WHAT THIS TASK INVOLVES: For the full listing below, write out each entry exactly and exclude the images.

INFORMATION PROVIDED:
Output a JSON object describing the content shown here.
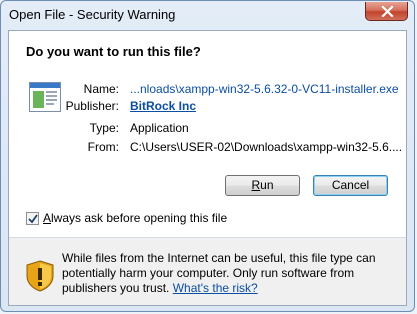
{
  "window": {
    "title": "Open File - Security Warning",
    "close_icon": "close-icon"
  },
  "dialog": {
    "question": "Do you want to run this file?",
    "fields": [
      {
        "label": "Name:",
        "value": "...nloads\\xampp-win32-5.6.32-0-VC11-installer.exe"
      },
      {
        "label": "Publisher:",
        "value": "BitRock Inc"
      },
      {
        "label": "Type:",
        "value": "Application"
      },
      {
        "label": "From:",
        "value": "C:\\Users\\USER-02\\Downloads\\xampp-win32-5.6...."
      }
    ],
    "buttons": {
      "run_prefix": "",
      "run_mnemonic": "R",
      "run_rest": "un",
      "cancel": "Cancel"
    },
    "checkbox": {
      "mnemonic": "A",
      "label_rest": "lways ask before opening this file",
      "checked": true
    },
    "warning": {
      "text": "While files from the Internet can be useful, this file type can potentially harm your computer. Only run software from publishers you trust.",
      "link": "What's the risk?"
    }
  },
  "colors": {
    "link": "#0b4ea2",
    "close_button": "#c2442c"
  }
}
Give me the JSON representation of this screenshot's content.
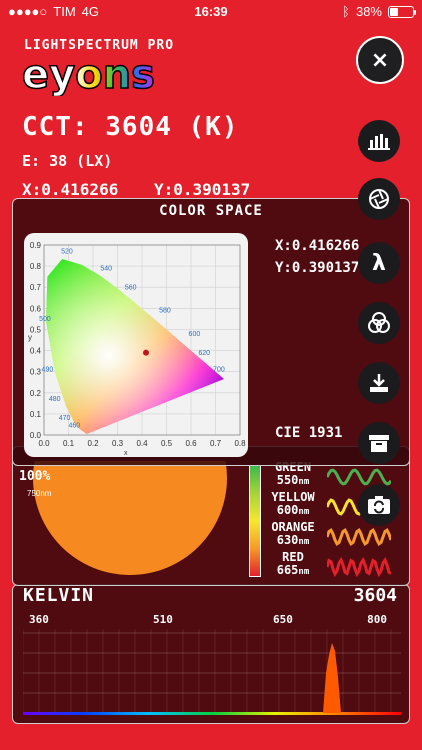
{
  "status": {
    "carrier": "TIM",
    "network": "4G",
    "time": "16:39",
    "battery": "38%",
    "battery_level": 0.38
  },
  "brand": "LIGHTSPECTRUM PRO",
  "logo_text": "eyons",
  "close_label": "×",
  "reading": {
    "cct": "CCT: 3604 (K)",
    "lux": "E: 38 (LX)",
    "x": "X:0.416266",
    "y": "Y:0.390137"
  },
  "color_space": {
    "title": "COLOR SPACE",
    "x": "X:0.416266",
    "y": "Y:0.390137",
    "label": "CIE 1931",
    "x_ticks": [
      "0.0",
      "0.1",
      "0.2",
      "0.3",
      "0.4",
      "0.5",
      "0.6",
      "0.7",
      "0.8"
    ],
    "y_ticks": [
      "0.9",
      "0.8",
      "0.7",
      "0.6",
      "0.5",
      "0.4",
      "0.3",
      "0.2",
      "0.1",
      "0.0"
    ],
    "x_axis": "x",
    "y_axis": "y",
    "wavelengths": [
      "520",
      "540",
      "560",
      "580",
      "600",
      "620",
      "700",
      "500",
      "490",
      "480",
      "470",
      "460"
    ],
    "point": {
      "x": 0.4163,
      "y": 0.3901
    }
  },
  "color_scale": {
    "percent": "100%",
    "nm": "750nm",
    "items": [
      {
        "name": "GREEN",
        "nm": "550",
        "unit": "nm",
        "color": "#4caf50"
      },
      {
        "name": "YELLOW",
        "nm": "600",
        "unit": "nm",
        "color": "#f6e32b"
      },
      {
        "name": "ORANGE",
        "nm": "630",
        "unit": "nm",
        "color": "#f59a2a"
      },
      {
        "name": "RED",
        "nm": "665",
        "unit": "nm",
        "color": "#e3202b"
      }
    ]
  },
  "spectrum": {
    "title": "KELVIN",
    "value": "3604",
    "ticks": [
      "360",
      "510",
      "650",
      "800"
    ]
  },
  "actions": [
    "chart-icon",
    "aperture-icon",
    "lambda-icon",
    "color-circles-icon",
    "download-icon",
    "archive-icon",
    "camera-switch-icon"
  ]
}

YOUR SOLUTION:
Output a JSON object describing the content shown here.
{
  "window": {
    "title": "Open File - Security Warning",
    "close_icon": "close-icon"
  },
  "dialog": {
    "question": "Do you want to run this file?",
    "fields": [
      {
        "label": "Name:",
        "value": "...nloads\\xampp-win32-5.6.32-0-VC11-installer.exe"
      },
      {
        "label": "Publisher:",
        "value": "BitRock Inc"
      },
      {
        "label": "Type:",
        "value": "Application"
      },
      {
        "label": "From:",
        "value": "C:\\Users\\USER-02\\Downloads\\xampp-win32-5.6...."
      }
    ],
    "buttons": {
      "run_prefix": "",
      "run_mnemonic": "R",
      "run_rest": "un",
      "cancel": "Cancel"
    },
    "checkbox": {
      "mnemonic": "A",
      "label_rest": "lways ask before opening this file",
      "checked": true
    },
    "warning": {
      "text": "While files from the Internet can be useful, this file type can potentially harm your computer. Only run software from publishers you trust.",
      "link": "What's the risk?"
    }
  },
  "colors": {
    "link": "#0b4ea2",
    "close_button": "#c2442c"
  }
}
Give me the JSON representation of this screenshot's content.
{
  "status": {
    "carrier": "TIM",
    "network": "4G",
    "time": "16:39",
    "battery": "38%",
    "battery_level": 0.38
  },
  "brand": "LIGHTSPECTRUM PRO",
  "logo_text": "eyons",
  "close_label": "×",
  "reading": {
    "cct": "CCT: 3604 (K)",
    "lux": "E: 38 (LX)",
    "x": "X:0.416266",
    "y": "Y:0.390137"
  },
  "color_space": {
    "title": "COLOR SPACE",
    "x": "X:0.416266",
    "y": "Y:0.390137",
    "label": "CIE 1931",
    "x_ticks": [
      "0.0",
      "0.1",
      "0.2",
      "0.3",
      "0.4",
      "0.5",
      "0.6",
      "0.7",
      "0.8"
    ],
    "y_ticks": [
      "0.9",
      "0.8",
      "0.7",
      "0.6",
      "0.5",
      "0.4",
      "0.3",
      "0.2",
      "0.1",
      "0.0"
    ],
    "x_axis": "x",
    "y_axis": "y",
    "wavelengths": [
      "520",
      "540",
      "560",
      "580",
      "600",
      "620",
      "700",
      "500",
      "490",
      "480",
      "470",
      "460"
    ],
    "point": {
      "x": 0.4163,
      "y": 0.3901
    }
  },
  "color_scale": {
    "percent": "100%",
    "nm": "750nm",
    "items": [
      {
        "name": "GREEN",
        "nm": "550",
        "unit": "nm",
        "color": "#4caf50"
      },
      {
        "name": "YELLOW",
        "nm": "600",
        "unit": "nm",
        "color": "#f6e32b"
      },
      {
        "name": "ORANGE",
        "nm": "630",
        "unit": "nm",
        "color": "#f59a2a"
      },
      {
        "name": "RED",
        "nm": "665",
        "unit": "nm",
        "color": "#e3202b"
      }
    ]
  },
  "spectrum": {
    "title": "KELVIN",
    "value": "3604",
    "ticks": [
      "360",
      "510",
      "650",
      "800"
    ]
  },
  "actions": [
    "chart-icon",
    "aperture-icon",
    "lambda-icon",
    "color-circles-icon",
    "download-icon",
    "archive-icon",
    "camera-switch-icon"
  ]
}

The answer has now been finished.